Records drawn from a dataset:
• • •
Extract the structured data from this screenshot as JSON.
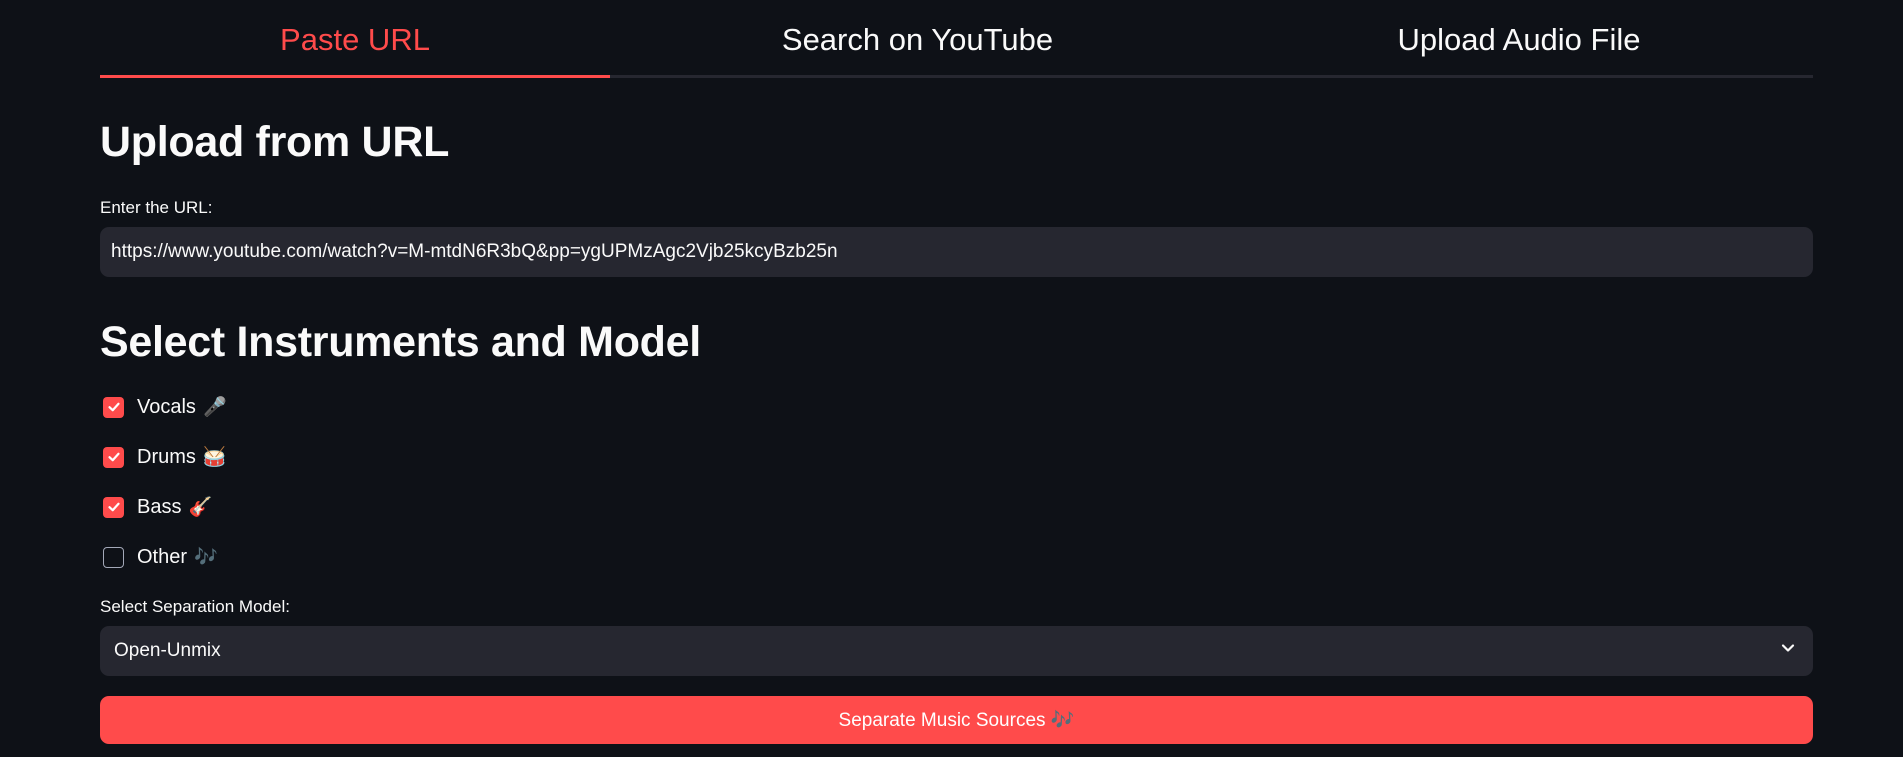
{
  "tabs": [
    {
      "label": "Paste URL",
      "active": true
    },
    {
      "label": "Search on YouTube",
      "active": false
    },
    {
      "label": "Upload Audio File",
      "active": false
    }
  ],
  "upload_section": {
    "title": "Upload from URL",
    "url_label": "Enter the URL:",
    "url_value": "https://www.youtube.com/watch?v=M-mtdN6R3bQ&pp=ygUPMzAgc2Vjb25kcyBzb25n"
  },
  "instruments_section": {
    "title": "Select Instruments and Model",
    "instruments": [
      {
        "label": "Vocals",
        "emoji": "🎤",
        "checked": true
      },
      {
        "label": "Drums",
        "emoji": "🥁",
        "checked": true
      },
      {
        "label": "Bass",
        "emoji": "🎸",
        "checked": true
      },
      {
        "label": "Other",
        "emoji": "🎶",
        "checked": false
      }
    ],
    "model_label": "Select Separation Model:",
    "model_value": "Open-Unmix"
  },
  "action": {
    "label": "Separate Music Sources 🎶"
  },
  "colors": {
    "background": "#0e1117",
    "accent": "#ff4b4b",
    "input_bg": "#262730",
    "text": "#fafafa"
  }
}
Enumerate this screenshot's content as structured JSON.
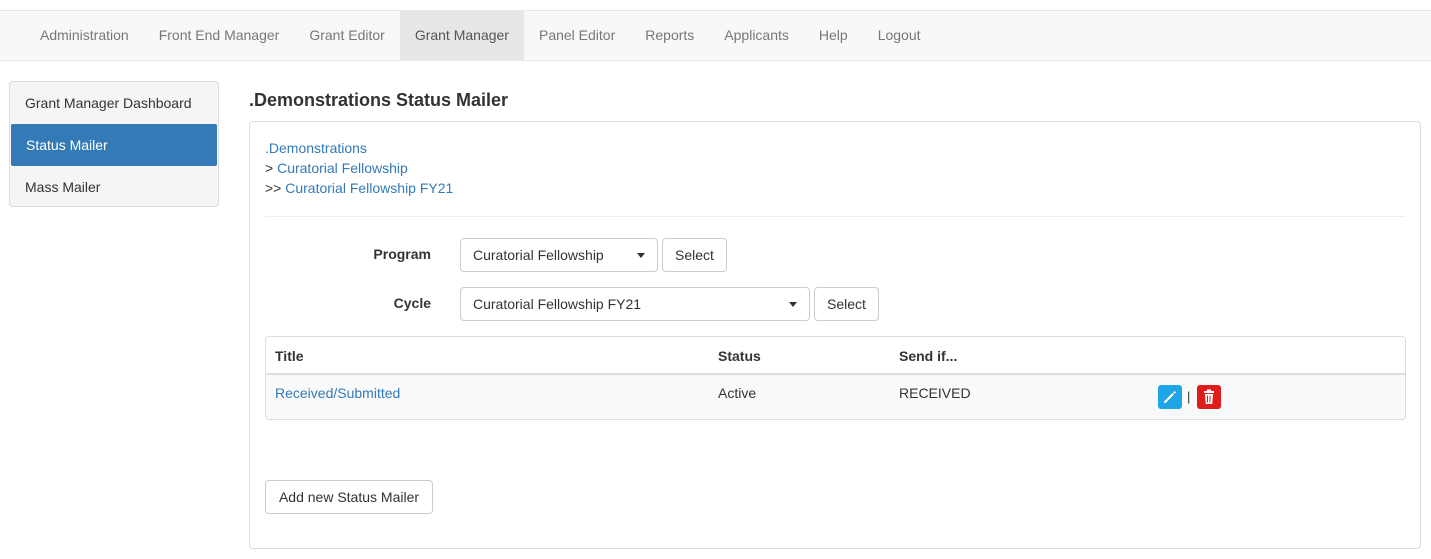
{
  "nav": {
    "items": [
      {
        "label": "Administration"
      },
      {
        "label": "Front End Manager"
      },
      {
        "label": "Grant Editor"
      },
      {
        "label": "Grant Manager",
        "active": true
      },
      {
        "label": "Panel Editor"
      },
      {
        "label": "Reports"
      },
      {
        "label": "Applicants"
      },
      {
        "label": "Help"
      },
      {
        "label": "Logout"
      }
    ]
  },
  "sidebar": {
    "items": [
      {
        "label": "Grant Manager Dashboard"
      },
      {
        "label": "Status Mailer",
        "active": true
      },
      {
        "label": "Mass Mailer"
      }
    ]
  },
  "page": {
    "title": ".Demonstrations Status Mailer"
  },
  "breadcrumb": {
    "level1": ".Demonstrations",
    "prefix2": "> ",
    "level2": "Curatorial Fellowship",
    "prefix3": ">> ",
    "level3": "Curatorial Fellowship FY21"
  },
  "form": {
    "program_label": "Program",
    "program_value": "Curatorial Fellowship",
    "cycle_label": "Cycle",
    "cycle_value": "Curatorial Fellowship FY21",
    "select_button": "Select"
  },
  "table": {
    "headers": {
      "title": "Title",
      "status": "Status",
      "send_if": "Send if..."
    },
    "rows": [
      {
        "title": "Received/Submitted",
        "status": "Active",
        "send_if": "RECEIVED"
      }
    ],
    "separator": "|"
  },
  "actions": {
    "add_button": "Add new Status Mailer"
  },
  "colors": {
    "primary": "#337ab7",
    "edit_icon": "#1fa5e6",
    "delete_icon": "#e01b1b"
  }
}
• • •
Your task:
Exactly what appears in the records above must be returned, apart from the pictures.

Solution:
Extract the structured data from this screenshot as JSON.
{
  "tabs": [
    {
      "label": "Paste URL",
      "active": true
    },
    {
      "label": "Search on YouTube",
      "active": false
    },
    {
      "label": "Upload Audio File",
      "active": false
    }
  ],
  "upload_section": {
    "title": "Upload from URL",
    "url_label": "Enter the URL:",
    "url_value": "https://www.youtube.com/watch?v=M-mtdN6R3bQ&pp=ygUPMzAgc2Vjb25kcyBzb25n"
  },
  "instruments_section": {
    "title": "Select Instruments and Model",
    "instruments": [
      {
        "label": "Vocals",
        "emoji": "🎤",
        "checked": true
      },
      {
        "label": "Drums",
        "emoji": "🥁",
        "checked": true
      },
      {
        "label": "Bass",
        "emoji": "🎸",
        "checked": true
      },
      {
        "label": "Other",
        "emoji": "🎶",
        "checked": false
      }
    ],
    "model_label": "Select Separation Model:",
    "model_value": "Open-Unmix"
  },
  "action": {
    "label": "Separate Music Sources 🎶"
  },
  "colors": {
    "background": "#0e1117",
    "accent": "#ff4b4b",
    "input_bg": "#262730",
    "text": "#fafafa"
  }
}
Enumerate this screenshot's content as structured JSON.
{
  "nav": {
    "items": [
      {
        "label": "Administration"
      },
      {
        "label": "Front End Manager"
      },
      {
        "label": "Grant Editor"
      },
      {
        "label": "Grant Manager",
        "active": true
      },
      {
        "label": "Panel Editor"
      },
      {
        "label": "Reports"
      },
      {
        "label": "Applicants"
      },
      {
        "label": "Help"
      },
      {
        "label": "Logout"
      }
    ]
  },
  "sidebar": {
    "items": [
      {
        "label": "Grant Manager Dashboard"
      },
      {
        "label": "Status Mailer",
        "active": true
      },
      {
        "label": "Mass Mailer"
      }
    ]
  },
  "page": {
    "title": ".Demonstrations Status Mailer"
  },
  "breadcrumb": {
    "level1": ".Demonstrations",
    "prefix2": "> ",
    "level2": "Curatorial Fellowship",
    "prefix3": ">> ",
    "level3": "Curatorial Fellowship FY21"
  },
  "form": {
    "program_label": "Program",
    "program_value": "Curatorial Fellowship",
    "cycle_label": "Cycle",
    "cycle_value": "Curatorial Fellowship FY21",
    "select_button": "Select"
  },
  "table": {
    "headers": {
      "title": "Title",
      "status": "Status",
      "send_if": "Send if..."
    },
    "rows": [
      {
        "title": "Received/Submitted",
        "status": "Active",
        "send_if": "RECEIVED"
      }
    ],
    "separator": "|"
  },
  "actions": {
    "add_button": "Add new Status Mailer"
  },
  "colors": {
    "primary": "#337ab7",
    "edit_icon": "#1fa5e6",
    "delete_icon": "#e01b1b"
  }
}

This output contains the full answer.